* PROVIDED DATA:
*****

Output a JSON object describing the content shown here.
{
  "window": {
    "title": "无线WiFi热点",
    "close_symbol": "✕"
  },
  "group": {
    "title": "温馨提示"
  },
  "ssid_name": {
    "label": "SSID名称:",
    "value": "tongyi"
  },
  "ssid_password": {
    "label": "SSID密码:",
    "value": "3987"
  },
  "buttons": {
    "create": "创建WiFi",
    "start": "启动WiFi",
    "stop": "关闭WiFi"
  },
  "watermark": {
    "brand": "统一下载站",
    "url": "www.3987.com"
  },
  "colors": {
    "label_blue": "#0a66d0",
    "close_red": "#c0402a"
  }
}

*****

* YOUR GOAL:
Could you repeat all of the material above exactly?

* SOLUTION TO THIS TASK:
Output a JSON object describing the content shown here.
{
  "window": {
    "title": "无线WiFi热点",
    "close_symbol": "✕"
  },
  "group": {
    "title": "温馨提示"
  },
  "ssid_name": {
    "label": "SSID名称:",
    "value": "tongyi"
  },
  "ssid_password": {
    "label": "SSID密码:",
    "value": "3987"
  },
  "buttons": {
    "create": "创建WiFi",
    "start": "启动WiFi",
    "stop": "关闭WiFi"
  },
  "watermark": {
    "brand": "统一下载站",
    "url": "www.3987.com"
  },
  "colors": {
    "label_blue": "#0a66d0",
    "close_red": "#c0402a"
  }
}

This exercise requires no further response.